Collecting perception data in hard-to-reach areas and fragile contexts can be extremely challenging, but is necessary to better understand who is excluded, who feels excluded, and to measure horizontal inequalities. Doing so requires the use of innovative methodologies. In particular, technology is a valuable tool with which to access remote and conflict-affected areas where exclusion is likely to be the worst.
Using technology to collect data
The world has become increasingly digital with time—technology has now pervaded our daily lives. Given this, why shouldn’t technology play a key role in areas such as risk monitoring, data collection, or conflict prevention? There are several useful data collection methods now available to practitioners:
- Mobile data collection is the use of digital devices such as mobile phones, tablets, or laptops for data collection.
- Crowdsourcing and crowdseeding are real-time data collection methods that involve different technologies.
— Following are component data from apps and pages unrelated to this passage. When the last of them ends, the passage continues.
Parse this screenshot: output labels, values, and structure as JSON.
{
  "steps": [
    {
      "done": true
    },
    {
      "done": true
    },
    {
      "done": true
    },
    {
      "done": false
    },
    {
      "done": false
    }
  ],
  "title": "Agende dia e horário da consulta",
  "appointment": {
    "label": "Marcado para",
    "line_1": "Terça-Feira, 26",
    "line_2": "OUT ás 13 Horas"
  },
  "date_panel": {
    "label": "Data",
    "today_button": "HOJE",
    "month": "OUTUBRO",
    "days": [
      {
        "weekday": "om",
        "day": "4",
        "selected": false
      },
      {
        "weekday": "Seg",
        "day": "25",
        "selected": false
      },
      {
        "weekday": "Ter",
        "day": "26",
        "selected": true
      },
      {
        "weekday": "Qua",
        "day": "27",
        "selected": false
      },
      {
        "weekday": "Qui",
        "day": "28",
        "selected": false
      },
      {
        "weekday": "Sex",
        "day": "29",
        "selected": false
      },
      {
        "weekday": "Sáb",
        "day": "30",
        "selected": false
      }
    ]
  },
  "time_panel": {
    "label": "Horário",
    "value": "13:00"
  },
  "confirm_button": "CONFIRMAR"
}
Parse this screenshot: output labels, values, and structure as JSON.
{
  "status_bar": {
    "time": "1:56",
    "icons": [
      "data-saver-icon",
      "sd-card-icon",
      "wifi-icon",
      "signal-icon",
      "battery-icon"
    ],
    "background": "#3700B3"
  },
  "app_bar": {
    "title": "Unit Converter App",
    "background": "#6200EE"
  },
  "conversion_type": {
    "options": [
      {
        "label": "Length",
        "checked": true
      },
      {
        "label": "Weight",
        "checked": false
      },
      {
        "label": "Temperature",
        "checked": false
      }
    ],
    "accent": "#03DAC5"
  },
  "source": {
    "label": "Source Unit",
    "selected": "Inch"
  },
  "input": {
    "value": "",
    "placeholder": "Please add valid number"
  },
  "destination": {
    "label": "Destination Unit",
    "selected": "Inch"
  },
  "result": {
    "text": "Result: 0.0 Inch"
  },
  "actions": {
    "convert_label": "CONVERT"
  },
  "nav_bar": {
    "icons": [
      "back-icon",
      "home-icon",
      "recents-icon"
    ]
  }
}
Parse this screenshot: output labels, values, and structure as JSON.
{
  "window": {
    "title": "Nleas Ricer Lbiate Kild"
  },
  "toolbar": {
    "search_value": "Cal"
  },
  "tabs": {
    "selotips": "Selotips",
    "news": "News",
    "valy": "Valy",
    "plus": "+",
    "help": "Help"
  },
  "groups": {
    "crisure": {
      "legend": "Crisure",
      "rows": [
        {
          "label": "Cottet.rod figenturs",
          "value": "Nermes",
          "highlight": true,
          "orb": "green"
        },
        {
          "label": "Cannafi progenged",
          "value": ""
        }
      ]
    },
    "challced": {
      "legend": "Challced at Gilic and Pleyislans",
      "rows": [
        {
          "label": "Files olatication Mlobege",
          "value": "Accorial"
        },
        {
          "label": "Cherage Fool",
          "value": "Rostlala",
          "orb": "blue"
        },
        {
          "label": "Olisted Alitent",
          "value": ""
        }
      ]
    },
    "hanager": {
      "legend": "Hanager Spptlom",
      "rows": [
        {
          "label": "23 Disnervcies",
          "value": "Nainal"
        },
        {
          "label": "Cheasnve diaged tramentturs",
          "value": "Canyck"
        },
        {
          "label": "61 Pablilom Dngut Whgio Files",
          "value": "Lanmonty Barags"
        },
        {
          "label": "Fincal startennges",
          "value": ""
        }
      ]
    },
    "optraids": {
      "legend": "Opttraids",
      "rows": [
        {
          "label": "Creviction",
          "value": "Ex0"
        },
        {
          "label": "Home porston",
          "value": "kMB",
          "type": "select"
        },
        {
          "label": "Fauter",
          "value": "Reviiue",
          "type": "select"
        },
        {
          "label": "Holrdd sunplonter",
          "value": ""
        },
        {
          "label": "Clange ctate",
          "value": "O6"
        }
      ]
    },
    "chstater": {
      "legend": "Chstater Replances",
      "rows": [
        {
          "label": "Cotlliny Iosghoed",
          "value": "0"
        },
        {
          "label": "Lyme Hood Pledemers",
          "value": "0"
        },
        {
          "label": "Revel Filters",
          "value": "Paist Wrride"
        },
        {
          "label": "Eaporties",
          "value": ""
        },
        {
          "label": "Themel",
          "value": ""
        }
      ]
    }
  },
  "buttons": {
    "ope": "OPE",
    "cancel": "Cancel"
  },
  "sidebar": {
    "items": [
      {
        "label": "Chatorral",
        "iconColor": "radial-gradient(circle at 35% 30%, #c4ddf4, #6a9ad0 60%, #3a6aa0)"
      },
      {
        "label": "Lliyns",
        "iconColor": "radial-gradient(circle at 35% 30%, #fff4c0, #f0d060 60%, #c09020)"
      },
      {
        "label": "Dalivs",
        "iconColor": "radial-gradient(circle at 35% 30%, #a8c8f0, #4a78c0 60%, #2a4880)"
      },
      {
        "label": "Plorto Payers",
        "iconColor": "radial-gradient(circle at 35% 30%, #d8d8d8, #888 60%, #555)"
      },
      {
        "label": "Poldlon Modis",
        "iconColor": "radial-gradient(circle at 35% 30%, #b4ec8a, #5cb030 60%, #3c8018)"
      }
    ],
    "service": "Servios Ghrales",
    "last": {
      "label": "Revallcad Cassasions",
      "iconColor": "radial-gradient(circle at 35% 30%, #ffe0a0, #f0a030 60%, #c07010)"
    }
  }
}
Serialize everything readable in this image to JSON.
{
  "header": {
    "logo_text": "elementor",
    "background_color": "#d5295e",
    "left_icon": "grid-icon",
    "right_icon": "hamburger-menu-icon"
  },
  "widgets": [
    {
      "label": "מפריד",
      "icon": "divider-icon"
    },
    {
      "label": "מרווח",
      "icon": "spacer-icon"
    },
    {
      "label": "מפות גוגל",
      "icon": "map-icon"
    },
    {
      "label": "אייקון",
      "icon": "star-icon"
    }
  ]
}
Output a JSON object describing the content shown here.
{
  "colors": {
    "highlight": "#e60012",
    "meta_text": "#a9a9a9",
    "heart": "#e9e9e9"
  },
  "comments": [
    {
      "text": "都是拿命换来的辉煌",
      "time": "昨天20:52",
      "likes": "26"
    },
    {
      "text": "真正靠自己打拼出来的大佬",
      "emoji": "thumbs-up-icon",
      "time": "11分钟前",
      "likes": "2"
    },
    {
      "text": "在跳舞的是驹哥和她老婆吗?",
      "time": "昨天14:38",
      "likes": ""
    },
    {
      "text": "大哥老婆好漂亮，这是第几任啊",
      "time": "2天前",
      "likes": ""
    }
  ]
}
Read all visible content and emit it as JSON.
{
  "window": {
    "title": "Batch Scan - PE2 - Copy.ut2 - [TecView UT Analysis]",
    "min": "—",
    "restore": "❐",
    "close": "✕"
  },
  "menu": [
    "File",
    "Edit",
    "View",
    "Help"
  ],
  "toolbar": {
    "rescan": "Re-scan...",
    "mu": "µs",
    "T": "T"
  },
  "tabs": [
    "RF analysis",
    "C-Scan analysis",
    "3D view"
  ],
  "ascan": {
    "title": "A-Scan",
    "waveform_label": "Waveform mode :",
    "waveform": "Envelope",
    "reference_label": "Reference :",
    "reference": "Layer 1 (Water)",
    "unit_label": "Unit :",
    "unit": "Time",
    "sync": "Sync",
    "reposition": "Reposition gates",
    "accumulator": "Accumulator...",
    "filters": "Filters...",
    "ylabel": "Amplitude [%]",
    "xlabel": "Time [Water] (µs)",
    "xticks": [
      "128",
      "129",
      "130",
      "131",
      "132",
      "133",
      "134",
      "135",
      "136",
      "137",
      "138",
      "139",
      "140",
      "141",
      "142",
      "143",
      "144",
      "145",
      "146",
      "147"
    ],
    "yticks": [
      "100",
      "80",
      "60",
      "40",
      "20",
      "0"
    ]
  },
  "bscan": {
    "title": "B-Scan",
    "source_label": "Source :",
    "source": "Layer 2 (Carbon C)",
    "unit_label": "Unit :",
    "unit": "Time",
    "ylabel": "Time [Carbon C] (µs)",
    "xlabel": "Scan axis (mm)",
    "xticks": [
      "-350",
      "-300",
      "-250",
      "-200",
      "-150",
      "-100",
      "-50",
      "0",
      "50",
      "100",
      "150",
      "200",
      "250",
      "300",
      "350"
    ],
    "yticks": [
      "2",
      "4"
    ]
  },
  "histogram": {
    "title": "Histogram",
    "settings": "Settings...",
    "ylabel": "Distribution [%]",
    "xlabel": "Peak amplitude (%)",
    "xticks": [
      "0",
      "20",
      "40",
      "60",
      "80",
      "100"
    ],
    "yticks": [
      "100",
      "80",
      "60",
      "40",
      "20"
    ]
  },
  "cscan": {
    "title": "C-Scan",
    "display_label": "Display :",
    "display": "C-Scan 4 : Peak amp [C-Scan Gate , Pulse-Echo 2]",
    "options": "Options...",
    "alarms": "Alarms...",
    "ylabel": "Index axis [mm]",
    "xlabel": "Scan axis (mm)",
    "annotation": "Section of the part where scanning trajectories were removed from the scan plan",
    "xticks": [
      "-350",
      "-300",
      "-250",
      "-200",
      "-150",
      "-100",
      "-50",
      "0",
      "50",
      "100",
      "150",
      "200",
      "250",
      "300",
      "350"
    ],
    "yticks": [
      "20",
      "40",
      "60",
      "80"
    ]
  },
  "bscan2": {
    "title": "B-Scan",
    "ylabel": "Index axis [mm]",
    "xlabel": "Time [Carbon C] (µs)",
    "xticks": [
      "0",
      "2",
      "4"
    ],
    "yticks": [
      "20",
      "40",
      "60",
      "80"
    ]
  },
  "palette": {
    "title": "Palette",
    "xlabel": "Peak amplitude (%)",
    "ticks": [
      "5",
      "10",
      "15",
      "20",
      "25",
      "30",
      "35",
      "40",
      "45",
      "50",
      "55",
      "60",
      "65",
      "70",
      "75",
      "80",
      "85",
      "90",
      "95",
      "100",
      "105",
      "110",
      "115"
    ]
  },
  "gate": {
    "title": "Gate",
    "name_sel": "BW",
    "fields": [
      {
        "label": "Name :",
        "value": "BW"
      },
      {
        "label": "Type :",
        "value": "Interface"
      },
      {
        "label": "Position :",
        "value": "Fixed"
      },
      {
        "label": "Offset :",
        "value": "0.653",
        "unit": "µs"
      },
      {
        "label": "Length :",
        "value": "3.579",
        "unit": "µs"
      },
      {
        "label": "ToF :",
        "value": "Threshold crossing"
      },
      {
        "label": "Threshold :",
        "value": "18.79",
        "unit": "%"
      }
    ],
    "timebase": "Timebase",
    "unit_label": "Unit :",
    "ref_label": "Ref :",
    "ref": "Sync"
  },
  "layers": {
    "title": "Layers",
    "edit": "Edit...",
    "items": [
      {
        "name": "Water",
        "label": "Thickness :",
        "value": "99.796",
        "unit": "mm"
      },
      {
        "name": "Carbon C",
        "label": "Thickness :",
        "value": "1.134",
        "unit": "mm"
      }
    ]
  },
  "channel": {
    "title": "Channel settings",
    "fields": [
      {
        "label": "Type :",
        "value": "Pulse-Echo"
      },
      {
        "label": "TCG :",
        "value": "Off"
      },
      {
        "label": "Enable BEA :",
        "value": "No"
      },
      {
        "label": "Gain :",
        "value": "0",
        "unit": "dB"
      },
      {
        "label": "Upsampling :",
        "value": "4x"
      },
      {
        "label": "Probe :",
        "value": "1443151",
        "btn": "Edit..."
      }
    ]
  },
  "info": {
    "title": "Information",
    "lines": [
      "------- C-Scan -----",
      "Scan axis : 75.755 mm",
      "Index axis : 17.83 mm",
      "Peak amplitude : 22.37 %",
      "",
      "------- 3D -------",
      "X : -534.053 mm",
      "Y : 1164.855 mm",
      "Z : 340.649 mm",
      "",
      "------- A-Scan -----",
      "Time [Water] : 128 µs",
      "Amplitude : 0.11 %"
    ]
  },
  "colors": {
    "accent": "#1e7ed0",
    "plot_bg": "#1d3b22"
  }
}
Information is directly obtained from technology users who volunteer their own data (crowdsourcing), or from trained informants in the field (crowdseeding). The most-well known example of crowdsourcing is Ushahidi, an open-source software program for collecting information and undertaking interactive mapping, first used after the 2007 presidential election in Kenya.
- Social media monitoring extracts information from social media networks such as Twitter, Facebook, Google Plus, and so on.
- Geospatial technology refers to global positioning systems (GPS), geographical information systems (GIS), and remote sensing (RS). These tools can be used to do a geo-located mapping of violent incidents, for example.
How can we realize the full potential of new technologies?
Technology has a huge potential that has yet to be fully explored. Some researchers even talk of “Big Data for Conflict Prevention,” which alludes to “the full potential use of Big Data to support conflict prevention efforts.” In recent years, technology has played an increasing role in conflict prevention, but is not yet harnessed to its full and promising potential.
Information and communication technologies (ICT) and the data they generate can support efforts to prevent crisis and tackle causes of violence. ICT can help researchers collect quantitative and qualitative data more frequently in insecure or remote areas, through the use of digital surveys, SMS-administered polling, geo-spatial mapping, photographs, videos, and satellite imagery. These data provide key information about the drivers and warning signs of violence to support conflict-prevention approaches.
How can Big Data prevent conflict? By providing valuable information about individuals and communities in areas—even remote ones—where data are often unavailable, in near real time, with a good level of precision. If we assume that individuals and communities change their behavior when violent events occur, then Big Data can capture these changes. For example, satellite imagery can be used to detect mass movements. An analysis of tweets can help detect growing tensions, frustration, and calls for violence. For instance, before the 2013 presidential elections in Kenya, a search for hate speech was conducted in social media to identify early signs of violence.
Concrete examples, real success
In Sudan, the Crisis and Recovery Mapping and Analysis (CRMA) project undertook participatory mapping of threats and risks in 6 states of Sudan and 10 states of South Sudan. For that purpose, UNDP developed a GIS-enabled desktop database tool. During the 2015 election in Nigeria, Patrick Meier and his team used Artificial Intelligence for Monitoring Elections (AIME), a free and open source (experimental) solution that combines crowdsourcing with artificial intelligence to automatically identify tweets of interest during major elections. Crowdsourcing systems have the potential to be used for early warning, if the system is designed to produce frequent, consistent, and complete data. Cell phones can also be used in conflict-affected areas because of all the different data they passively generate each time a cell phone is used.
Technology has also changed the way people respond to crisis. Following the 2010 Haiti earthquake, for the first time, thousands of people volunteered online to support rescue operations. This gave rise to the Digital Humanitarians project which, through crowdsourcing, created a digital crisis map that showed the real-time evolution of the situation on the ground.
Technologies can break new ground in terms of conflict prevention, risk monitoring, and data collection. It is now up to practitioners to seize the opportunities these new tools offer.